Nearly $8,000 in city payments and waived fees to sponsor a reading of the Mueller Report at the City Council Chambers in August?
That’s money that could help provide housing for a couple of months for Dan B., the erudite gay school teacher who lost his job and had been sleeping at night in a local post office, or for Krissy, the homeless local massage parlor worker who spends her nights sleeping in a parking garage. It might cover the costs of a series of Eastside community meetings over the next few months where City Council members could meet with the residents they are supposed to represent and hear their concerns about drug use and drug dealing in Plummer Park. It probably would be enough money to hire a multi-lingual woman to step into West Hollywood’s illicit Asian massage parlors and check to see if the women working there (and maybe being forced to sleep there) are doing all right.
But spending the city’s money that way wouldn’t garner any statewide or national or international coverage for those City Council members who seem to yearn for it.
A proposal for the city to finance a reading of the Mueller Report is on the consent agenda of the City Council’s meeting on Monday, an effort to get it passed unanimously with no squabbling or public debate. The proposal is initiated by Council members Lindsey Horvath and John Heilman and the event they want the city to sponsor is organized by the Hollywood chapter of the National Organization of Women, whose board president is John Erickson. It’s not clear why a chapter of the National Organization of Women would want to organize a reading of a report that has nothing to do with women’s rights (but then, neither was it clear why Erickson, speaking for Hollywood NOW, had urged the Council to grant existing medical cannabis shops a recreational cannabis license.) What is clear is that Erickson, a young man who is Heilman’s appointee to the city’s Planning Commission and was a former deputy to City Councilmember Abbe Land and a close friend of Horvath’s, is going to be a candidate for a City Council seat in the November 2020 election.

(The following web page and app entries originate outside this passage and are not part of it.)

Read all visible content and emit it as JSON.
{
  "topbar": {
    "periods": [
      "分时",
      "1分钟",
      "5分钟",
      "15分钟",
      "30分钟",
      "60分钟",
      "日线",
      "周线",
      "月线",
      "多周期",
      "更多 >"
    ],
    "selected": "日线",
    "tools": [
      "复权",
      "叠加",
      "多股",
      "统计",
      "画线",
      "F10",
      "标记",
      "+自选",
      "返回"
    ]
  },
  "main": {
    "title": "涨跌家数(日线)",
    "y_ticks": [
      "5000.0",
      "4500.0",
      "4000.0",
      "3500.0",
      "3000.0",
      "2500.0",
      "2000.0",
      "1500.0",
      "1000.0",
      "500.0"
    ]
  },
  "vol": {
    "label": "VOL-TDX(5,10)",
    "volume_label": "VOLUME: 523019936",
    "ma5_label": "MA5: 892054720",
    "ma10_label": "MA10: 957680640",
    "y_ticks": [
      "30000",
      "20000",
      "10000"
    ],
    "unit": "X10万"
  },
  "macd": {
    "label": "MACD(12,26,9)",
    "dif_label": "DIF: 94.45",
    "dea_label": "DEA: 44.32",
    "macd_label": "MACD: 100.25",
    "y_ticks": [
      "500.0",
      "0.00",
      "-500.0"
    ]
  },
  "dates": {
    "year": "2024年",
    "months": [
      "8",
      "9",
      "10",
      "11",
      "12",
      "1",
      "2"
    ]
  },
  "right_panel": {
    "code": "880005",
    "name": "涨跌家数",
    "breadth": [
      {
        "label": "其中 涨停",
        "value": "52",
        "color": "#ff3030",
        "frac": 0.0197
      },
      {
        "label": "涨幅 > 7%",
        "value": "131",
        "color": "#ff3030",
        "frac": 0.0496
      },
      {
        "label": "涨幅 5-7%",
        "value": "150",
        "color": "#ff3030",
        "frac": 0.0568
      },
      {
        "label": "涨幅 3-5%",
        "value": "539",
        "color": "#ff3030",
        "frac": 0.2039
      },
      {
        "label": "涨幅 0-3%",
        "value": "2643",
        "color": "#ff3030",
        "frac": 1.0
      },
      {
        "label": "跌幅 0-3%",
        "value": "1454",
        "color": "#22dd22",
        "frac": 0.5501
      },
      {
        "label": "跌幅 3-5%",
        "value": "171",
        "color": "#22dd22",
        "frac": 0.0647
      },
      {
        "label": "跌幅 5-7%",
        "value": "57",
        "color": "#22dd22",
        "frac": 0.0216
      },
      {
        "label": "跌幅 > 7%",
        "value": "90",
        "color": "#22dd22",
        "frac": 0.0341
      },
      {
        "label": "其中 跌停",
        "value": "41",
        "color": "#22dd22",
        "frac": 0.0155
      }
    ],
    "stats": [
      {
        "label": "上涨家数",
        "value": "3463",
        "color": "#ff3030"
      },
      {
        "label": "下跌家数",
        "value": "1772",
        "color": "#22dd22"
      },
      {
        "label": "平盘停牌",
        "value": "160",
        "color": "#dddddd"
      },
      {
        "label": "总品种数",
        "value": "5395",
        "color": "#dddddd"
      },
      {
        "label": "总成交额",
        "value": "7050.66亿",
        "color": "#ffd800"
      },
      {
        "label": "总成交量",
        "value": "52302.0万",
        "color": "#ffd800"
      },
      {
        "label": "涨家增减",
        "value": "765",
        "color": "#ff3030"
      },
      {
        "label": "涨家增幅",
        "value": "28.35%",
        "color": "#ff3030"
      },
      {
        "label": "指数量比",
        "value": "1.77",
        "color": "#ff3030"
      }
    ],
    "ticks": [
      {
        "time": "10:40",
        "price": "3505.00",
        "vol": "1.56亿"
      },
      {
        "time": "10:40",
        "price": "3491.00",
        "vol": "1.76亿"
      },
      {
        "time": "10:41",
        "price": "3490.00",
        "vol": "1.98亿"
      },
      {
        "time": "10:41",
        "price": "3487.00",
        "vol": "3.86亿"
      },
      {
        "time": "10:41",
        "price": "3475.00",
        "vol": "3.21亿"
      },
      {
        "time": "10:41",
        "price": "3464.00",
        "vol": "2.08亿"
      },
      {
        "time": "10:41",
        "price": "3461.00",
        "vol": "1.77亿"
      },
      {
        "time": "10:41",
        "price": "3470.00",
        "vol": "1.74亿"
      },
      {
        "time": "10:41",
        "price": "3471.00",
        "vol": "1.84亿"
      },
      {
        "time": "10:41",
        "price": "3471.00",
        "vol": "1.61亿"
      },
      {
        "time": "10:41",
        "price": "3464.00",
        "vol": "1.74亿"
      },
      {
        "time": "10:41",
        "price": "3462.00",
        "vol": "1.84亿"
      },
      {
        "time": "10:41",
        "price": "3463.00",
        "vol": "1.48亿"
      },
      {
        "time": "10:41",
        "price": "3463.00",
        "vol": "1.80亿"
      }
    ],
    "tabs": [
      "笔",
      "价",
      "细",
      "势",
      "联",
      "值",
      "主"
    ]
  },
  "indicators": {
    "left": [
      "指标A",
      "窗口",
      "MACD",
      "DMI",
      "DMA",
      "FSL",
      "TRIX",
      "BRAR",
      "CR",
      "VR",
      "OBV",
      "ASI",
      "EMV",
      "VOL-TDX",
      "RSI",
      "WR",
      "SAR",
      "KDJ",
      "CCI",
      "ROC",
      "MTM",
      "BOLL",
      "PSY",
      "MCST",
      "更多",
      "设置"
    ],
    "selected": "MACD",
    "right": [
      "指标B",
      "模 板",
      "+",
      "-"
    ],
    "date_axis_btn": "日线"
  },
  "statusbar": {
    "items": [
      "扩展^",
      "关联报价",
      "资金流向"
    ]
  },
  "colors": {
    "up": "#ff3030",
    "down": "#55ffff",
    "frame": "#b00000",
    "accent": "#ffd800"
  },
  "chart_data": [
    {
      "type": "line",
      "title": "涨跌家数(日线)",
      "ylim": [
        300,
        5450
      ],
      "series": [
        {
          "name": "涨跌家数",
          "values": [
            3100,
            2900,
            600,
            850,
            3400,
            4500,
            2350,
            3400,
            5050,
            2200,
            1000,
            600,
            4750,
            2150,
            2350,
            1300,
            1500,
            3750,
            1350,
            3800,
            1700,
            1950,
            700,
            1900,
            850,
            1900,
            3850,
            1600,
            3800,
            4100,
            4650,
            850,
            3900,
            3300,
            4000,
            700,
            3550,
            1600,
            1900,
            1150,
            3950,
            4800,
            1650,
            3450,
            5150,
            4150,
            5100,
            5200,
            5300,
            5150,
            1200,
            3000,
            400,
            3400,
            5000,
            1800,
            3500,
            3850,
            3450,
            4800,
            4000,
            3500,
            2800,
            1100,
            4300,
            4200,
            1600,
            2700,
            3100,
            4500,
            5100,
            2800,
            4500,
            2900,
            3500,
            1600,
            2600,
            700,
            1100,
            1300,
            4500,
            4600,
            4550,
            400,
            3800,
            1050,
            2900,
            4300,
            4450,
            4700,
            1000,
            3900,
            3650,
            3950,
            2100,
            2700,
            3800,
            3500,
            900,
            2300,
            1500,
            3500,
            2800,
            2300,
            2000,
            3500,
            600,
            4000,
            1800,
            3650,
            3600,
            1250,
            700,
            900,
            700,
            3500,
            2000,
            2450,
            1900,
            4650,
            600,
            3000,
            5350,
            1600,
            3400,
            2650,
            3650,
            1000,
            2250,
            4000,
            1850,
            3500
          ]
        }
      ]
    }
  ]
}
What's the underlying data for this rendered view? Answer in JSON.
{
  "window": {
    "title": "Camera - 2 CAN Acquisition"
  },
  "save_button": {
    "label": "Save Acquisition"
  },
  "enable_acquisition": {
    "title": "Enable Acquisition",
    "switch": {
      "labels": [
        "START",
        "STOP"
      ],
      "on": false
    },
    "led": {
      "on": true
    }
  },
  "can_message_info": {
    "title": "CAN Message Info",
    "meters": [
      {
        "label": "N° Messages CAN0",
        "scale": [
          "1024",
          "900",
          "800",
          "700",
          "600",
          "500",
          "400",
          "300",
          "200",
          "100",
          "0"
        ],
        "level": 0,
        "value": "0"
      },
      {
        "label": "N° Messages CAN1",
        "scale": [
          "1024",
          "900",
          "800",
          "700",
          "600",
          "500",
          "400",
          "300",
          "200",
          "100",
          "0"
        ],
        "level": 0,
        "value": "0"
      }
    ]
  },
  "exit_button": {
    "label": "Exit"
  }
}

Just to be clear, the Mueller Report is worth a read, or even a listen. But you can do that for free, just sitting at home in your underwear. The redacted version of the 448-page report that was provided to Congress can be downloaded online. If you’re the sort of millennial who’d rather listen than read, go to Audible to download a free audio version of the report, narrated by 16 of the Washington Post’s staffers and other experts. And if even that will rupture your short attention span, take a look at an illustrated and abbreviated adaptation of the report by Insider.com, which says “we hired the author of ‘Black Hawk Down’ and an illustrator from ‘Archer’ to adapt the Mueller report so you’ll actually read it.”
Here’s hoping that at Monday night’s meeting, now that our City Council members are back from events in Heidelberg, Venice, Paris, and Honolulu, they’ll take some time to Think Local. If you can take time off from your day job to fly around the world as a City Council member, you surely can take time off to squat on WeHo’s sidewalks or grab a table in Starbucks to meet some of those homeless people who aren’t screaming on the streets. Or to do a walk through Plummer Park with some of its neighbors to see the drug paraphernalia up close. Or stick your head into one of the Asian massage parlors and say hello.
Yes, yes, we acknowledge that the homeless and the massage parlor workers don’t vote. But remember: You represent all of us, not just those who do. And certainly not residents and voters across the state and nation and outside our city limits. Just T